**Try it**
Hunt for the word "true" across the entries below, copying each line that holds it.

**Supplied entries**
=-=-=
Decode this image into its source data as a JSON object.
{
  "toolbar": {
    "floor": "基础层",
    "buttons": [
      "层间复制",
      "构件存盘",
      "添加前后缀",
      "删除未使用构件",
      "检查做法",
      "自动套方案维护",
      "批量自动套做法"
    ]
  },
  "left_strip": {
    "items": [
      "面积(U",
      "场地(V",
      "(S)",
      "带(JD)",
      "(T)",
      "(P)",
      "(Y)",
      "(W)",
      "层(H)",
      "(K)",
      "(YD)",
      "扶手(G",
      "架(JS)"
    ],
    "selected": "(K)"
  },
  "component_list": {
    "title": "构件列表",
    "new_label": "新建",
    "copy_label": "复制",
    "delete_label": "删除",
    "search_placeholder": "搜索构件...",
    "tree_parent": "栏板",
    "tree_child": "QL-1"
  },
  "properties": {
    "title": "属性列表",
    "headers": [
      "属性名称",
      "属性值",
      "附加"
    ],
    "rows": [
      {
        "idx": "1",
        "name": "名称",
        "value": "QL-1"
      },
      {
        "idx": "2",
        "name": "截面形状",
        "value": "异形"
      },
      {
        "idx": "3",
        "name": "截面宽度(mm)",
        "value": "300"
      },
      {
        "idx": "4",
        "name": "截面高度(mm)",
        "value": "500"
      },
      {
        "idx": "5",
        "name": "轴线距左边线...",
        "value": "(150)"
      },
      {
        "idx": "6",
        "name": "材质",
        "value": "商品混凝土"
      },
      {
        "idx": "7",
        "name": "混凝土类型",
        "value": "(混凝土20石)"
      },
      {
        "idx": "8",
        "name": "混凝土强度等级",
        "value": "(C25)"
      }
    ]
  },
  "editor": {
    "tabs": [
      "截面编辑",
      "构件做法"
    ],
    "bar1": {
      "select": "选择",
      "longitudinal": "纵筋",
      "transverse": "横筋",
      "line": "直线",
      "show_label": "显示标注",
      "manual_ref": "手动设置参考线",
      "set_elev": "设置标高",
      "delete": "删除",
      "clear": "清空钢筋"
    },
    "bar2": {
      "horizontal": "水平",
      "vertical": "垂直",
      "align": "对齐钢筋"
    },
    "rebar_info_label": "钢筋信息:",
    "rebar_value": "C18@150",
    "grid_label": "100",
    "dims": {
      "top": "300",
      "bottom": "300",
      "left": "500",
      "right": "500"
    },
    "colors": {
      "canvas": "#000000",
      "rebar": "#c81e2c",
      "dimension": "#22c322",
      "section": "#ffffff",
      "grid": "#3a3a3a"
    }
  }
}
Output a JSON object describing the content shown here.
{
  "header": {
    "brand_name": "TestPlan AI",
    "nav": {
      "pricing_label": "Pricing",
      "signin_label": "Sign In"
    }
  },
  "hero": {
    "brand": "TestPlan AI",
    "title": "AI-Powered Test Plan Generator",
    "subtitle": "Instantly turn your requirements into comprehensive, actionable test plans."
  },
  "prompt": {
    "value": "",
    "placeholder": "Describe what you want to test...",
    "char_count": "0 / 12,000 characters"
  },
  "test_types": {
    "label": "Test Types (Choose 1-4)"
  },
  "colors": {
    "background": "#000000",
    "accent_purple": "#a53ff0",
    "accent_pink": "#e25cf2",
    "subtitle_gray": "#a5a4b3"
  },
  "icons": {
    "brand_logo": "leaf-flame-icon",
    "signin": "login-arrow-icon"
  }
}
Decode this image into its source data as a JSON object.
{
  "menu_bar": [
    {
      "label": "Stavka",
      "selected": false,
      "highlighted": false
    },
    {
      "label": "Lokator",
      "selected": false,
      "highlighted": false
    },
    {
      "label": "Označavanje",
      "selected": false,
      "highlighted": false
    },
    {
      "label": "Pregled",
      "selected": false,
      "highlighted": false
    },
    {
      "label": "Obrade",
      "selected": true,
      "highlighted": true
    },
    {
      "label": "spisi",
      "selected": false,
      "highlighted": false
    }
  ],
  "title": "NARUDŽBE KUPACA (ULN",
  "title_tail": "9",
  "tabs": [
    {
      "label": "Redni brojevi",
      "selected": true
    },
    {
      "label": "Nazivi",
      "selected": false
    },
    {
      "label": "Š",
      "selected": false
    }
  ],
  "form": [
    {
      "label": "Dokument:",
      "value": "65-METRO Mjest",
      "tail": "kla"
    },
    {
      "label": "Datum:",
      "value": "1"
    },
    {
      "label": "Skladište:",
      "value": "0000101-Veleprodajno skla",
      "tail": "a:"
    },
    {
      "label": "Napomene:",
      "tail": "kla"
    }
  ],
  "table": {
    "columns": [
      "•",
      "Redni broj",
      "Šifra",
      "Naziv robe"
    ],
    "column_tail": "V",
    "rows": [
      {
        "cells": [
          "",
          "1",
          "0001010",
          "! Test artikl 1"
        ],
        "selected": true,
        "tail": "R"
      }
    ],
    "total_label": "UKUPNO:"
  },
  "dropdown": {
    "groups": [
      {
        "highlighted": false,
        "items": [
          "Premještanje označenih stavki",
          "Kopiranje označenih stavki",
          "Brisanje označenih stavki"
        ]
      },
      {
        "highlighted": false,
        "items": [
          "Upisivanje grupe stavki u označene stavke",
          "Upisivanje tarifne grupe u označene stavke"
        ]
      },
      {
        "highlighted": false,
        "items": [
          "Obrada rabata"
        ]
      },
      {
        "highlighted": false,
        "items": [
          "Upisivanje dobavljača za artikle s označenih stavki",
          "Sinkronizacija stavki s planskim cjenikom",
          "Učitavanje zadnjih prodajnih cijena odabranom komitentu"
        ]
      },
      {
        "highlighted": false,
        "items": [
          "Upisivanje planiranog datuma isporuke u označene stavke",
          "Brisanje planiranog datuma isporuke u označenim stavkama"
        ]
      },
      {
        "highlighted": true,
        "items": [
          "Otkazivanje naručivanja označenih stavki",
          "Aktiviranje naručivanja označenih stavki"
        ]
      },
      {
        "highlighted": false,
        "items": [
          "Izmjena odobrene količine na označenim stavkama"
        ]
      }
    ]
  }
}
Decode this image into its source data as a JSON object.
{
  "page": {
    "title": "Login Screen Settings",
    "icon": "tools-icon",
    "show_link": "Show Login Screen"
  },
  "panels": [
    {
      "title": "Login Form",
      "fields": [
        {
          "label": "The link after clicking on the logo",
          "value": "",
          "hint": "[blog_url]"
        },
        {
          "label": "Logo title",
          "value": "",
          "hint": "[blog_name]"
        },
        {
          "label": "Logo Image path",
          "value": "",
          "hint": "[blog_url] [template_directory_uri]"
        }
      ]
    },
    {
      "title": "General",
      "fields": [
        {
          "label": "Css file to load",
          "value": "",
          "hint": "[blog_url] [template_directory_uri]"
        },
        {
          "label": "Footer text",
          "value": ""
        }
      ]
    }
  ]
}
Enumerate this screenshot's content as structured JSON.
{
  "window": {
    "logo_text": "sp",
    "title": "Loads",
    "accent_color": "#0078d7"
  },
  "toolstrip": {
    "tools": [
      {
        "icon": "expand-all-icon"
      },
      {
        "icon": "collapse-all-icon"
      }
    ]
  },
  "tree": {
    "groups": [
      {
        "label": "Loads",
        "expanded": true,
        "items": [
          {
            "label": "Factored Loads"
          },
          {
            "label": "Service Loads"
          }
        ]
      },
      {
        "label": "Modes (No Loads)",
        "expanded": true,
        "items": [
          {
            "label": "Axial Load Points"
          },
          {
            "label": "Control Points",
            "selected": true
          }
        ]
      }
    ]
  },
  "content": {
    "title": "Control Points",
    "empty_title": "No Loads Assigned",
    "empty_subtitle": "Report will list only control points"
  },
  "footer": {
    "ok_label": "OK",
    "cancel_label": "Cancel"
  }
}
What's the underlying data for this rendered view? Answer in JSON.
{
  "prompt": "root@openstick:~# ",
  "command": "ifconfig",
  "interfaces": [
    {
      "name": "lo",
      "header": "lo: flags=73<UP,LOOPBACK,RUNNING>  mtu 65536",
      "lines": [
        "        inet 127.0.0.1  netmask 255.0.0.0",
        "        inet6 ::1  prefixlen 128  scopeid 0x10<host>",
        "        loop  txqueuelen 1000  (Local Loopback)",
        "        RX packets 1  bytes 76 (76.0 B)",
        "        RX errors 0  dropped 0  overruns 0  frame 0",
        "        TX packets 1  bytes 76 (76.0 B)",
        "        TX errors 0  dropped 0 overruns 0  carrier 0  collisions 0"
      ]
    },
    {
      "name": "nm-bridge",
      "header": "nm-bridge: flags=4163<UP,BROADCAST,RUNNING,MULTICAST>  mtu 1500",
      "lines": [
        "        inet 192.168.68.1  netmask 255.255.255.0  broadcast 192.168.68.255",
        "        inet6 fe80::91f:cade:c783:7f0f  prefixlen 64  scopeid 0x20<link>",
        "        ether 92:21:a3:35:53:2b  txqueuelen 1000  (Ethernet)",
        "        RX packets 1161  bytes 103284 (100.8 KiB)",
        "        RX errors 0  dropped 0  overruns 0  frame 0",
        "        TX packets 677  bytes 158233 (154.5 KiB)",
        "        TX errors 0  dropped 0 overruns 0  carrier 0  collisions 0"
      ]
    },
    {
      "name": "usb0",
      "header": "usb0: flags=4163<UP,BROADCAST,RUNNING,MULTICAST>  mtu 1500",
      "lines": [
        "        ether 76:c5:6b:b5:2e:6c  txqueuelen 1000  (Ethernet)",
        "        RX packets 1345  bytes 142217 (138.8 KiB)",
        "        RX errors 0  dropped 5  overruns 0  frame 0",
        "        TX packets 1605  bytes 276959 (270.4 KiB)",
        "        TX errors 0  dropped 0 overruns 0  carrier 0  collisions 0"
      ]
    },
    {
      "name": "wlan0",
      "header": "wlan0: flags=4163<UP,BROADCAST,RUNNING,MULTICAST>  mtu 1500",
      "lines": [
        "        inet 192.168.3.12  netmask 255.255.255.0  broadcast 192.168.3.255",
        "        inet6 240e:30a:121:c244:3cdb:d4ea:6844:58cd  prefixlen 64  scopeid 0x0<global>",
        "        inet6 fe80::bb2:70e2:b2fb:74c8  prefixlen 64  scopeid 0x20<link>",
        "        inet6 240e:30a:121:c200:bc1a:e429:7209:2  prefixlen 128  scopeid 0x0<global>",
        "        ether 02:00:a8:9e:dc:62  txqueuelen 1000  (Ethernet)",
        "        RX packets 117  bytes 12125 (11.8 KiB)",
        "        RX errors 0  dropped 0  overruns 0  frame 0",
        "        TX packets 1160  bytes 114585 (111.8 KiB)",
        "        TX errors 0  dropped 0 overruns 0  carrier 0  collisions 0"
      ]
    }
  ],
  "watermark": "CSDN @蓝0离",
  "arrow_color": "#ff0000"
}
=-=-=
**Written solution**
      "selected": true,
      "highlighted": true
      "selected": true
        "selected": true,
        "highlighted": true,
        "expanded": true,
        "expanded": true,
            "selected": true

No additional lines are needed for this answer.